EXTRACTED RECORDS |

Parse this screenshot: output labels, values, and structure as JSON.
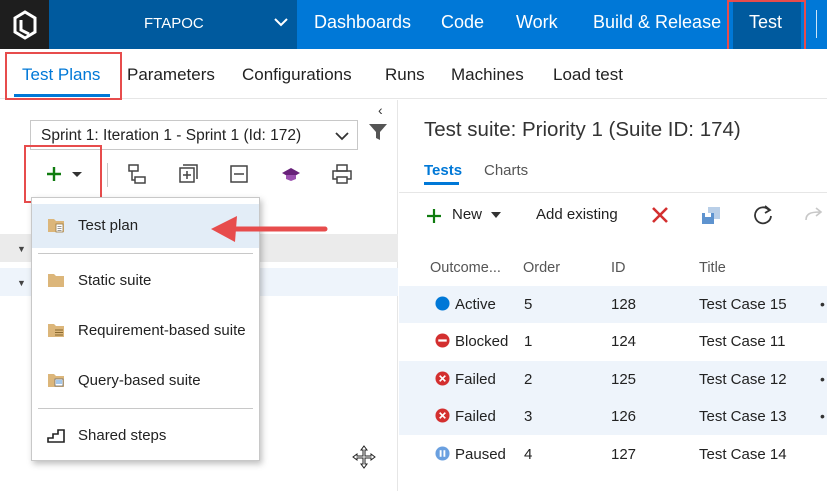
{
  "topbar": {
    "project": "FTAPOC",
    "hubs": [
      "Dashboards",
      "Code",
      "Work",
      "Build & Release",
      "Test"
    ],
    "active_hub": "Test",
    "colors": {
      "bar": "#0078d7",
      "dark": "#005a9e",
      "logo_bg": "#1e1e1e"
    }
  },
  "subnav": {
    "tabs": [
      "Test Plans",
      "Parameters",
      "Configurations",
      "Runs",
      "Machines",
      "Load test"
    ],
    "active": "Test Plans"
  },
  "left": {
    "plan_select": "Sprint 1: Iteration 1 - Sprint 1 (Id: 172)",
    "toolbar_icons": [
      "plus-icon",
      "chevron-down-icon",
      "hierarchy-icon",
      "expand-all-icon",
      "collapse-all-icon",
      "hat-icon",
      "print-icon"
    ],
    "menu": {
      "items": [
        {
          "label": "Test plan",
          "icon": "test-plan-icon",
          "highlighted": true
        },
        {
          "label": "Static suite",
          "icon": "folder-icon"
        },
        {
          "label": "Requirement-based suite",
          "icon": "requirement-suite-icon"
        },
        {
          "label": "Query-based suite",
          "icon": "query-suite-icon"
        },
        {
          "label": "Shared steps",
          "icon": "shared-steps-icon"
        }
      ]
    }
  },
  "right": {
    "suite_title": "Test suite: Priority 1 (Suite ID: 174)",
    "tabs": [
      "Tests",
      "Charts"
    ],
    "active_tab": "Tests",
    "toolbar": {
      "new_label": "New",
      "add_existing_label": "Add existing"
    },
    "columns": [
      "Outcome...",
      "Order",
      "ID",
      "Title"
    ],
    "rows": [
      {
        "outcome": "Active",
        "order": "5",
        "id": "128",
        "title": "Test Case 15",
        "status_color": "#0078d7"
      },
      {
        "outcome": "Blocked",
        "order": "1",
        "id": "124",
        "title": "Test Case 11",
        "status_color": "#d32f2f"
      },
      {
        "outcome": "Failed",
        "order": "2",
        "id": "125",
        "title": "Test Case 12",
        "status_color": "#d32f2f"
      },
      {
        "outcome": "Failed",
        "order": "3",
        "id": "126",
        "title": "Test Case 13",
        "status_color": "#d32f2f"
      },
      {
        "outcome": "Paused",
        "order": "4",
        "id": "127",
        "title": "Test Case 14",
        "status_color": "#6aa0e0"
      }
    ]
  },
  "accent": {
    "annotation_red": "#e74c4c",
    "add_green": "#107c10"
  }
}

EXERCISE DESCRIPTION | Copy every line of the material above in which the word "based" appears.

SOLUTION TO THIS TASK |
          "label": "Requirement-based suite",
          "label": "Query-based suite",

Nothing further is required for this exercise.